═══ Material shown
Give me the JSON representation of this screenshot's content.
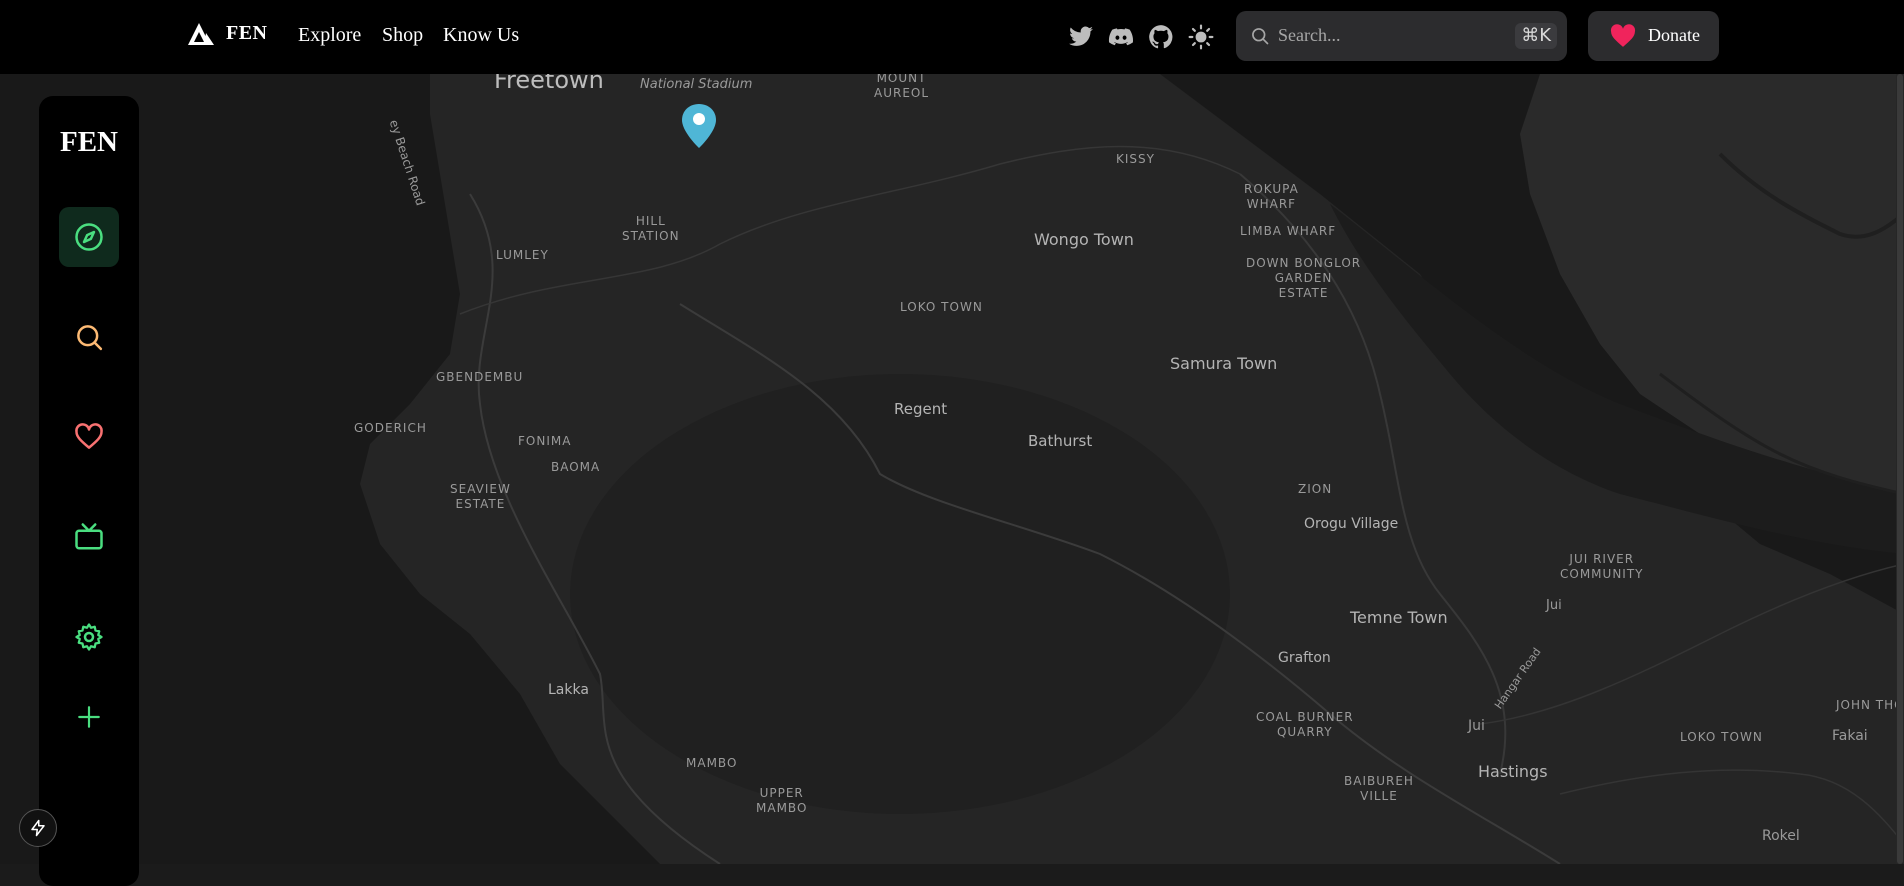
{
  "header": {
    "brand": "FEN",
    "nav": [
      "Explore",
      "Shop",
      "Know Us"
    ],
    "social_icons": [
      "twitter-icon",
      "discord-icon",
      "github-icon",
      "theme-toggle-icon"
    ],
    "search": {
      "placeholder": "Search...",
      "shortcut": "⌘K"
    },
    "donate_label": "Donate"
  },
  "sidebar": {
    "logo": "FEN",
    "items": [
      {
        "name": "explore",
        "icon": "compass-icon",
        "color": "#4ade80",
        "active": true
      },
      {
        "name": "search",
        "icon": "search-icon",
        "color": "#fdba74",
        "active": false
      },
      {
        "name": "favorites",
        "icon": "heart-icon",
        "color": "#f87171",
        "active": false
      },
      {
        "name": "tv",
        "icon": "tv-icon",
        "color": "#4ade80",
        "active": false
      },
      {
        "name": "settings",
        "icon": "settings-icon",
        "color": "#4ade80",
        "active": false
      },
      {
        "name": "add",
        "icon": "plus-icon",
        "color": "#4ade80",
        "active": false
      }
    ]
  },
  "map": {
    "labels": {
      "freetown": "Freetown",
      "national_stadium": "National Stadium",
      "mount_aureol_1": "MOUNT",
      "mount_aureol_2": "AUREOL",
      "kissy": "KISSY",
      "rokupa_1": "ROKUPA",
      "rokupa_2": "WHARF",
      "limba_wharf": "LIMBA WHARF",
      "down_bonglor_1": "DOWN BONGLOR",
      "down_bonglor_2": "GARDEN",
      "down_bonglor_3": "ESTATE",
      "wongo_town": "Wongo Town",
      "hill_station_1": "HILL",
      "hill_station_2": "STATION",
      "lumley": "LUMLEY",
      "beach_road": "ey Beach Road",
      "loko_town": "LOKO TOWN",
      "samura_town": "Samura Town",
      "gbendembu": "GBENDEMBU",
      "goderich": "GODERICH",
      "fonima": "FONIMA",
      "baoma": "BAOMA",
      "regent": "Regent",
      "bathurst": "Bathurst",
      "seaview_1": "SEAVIEW",
      "seaview_2": "ESTATE",
      "zion": "ZION",
      "orogu_village": "Orogu Village",
      "jui_river_1": "JUI RIVER",
      "jui_river_2": "COMMUNITY",
      "jui_top": "Jui",
      "temne_town": "Temne Town",
      "grafton": "Grafton",
      "hangar_road": "Hangar Road",
      "lakka": "Lakka",
      "coal_burner_1": "COAL BURNER",
      "coal_burner_2": "QUARRY",
      "jui": "Jui",
      "loko_town_2": "LOKO TOWN",
      "fakai": "Fakai",
      "john_tho": "JOHN THO",
      "mambo": "MAMBO",
      "upper_mambo_1": "UPPER",
      "upper_mambo_2": "MAMBO",
      "baibureh_1": "BAIBUREH",
      "baibureh_2": "VILLE",
      "hastings": "Hastings",
      "rokel": "Rokel"
    },
    "marker_color": "#4fb6d6"
  }
}
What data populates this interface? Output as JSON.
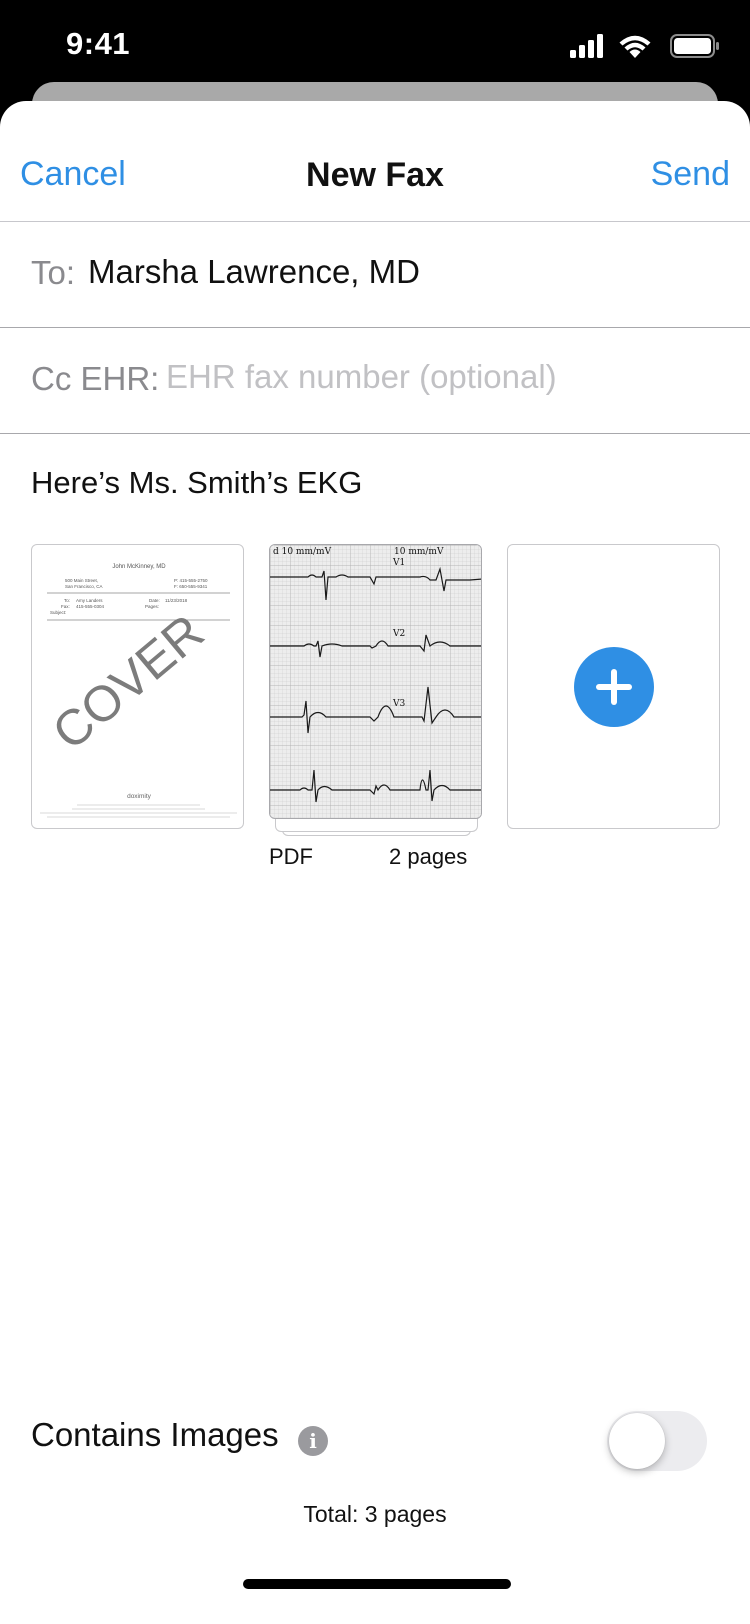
{
  "status_bar": {
    "time": "9:41",
    "icons": [
      "cellular-signal-icon",
      "wifi-icon",
      "battery-icon"
    ]
  },
  "nav": {
    "cancel_label": "Cancel",
    "title": "New Fax",
    "send_label": "Send"
  },
  "to_field": {
    "label": "To:",
    "value": "Marsha Lawrence, MD"
  },
  "cc_field": {
    "label": "Cc EHR:",
    "placeholder": "EHR fax number (optional)",
    "value": ""
  },
  "message": "Here’s Ms. Smith’s EKG",
  "cover_page": {
    "sender": "John McKinney, MD",
    "address_line1": "500 Main Street,",
    "address_line2": "San Francisco, CA",
    "phone": "P: 415-555-2750",
    "fax_num": "F: 650-555-9341",
    "to_label": "To:",
    "to_value": "Amy Landers",
    "fax_label": "Fax:",
    "fax_value": "415-555-0304",
    "date_label": "Date:",
    "date_value": "11/23/2018",
    "pages_label": "Pages:",
    "subject_label": "Subject:",
    "watermark": "COVER",
    "brand": "doximity"
  },
  "ekg_attachment": {
    "header_left": "d 10 mm/mV",
    "header_right": "10 mm/mV",
    "leads": [
      "V1",
      "V2",
      "V3"
    ],
    "type_label": "PDF",
    "pages_label": "2 pages"
  },
  "add_attachment": {
    "icon": "plus-icon"
  },
  "contains_images": {
    "label": "Contains Images",
    "enabled": false
  },
  "total": "Total: 3 pages",
  "colors": {
    "accent": "#2f8fe4",
    "toggle_off": "#ececef",
    "placeholder": "#c1c1c4"
  }
}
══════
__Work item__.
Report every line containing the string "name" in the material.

__Response to this task__.
        "name": "explore",
        "name": "search",
        "name": "favorites",
        "name": "tv",
        "name": "settings",
        "name": "add",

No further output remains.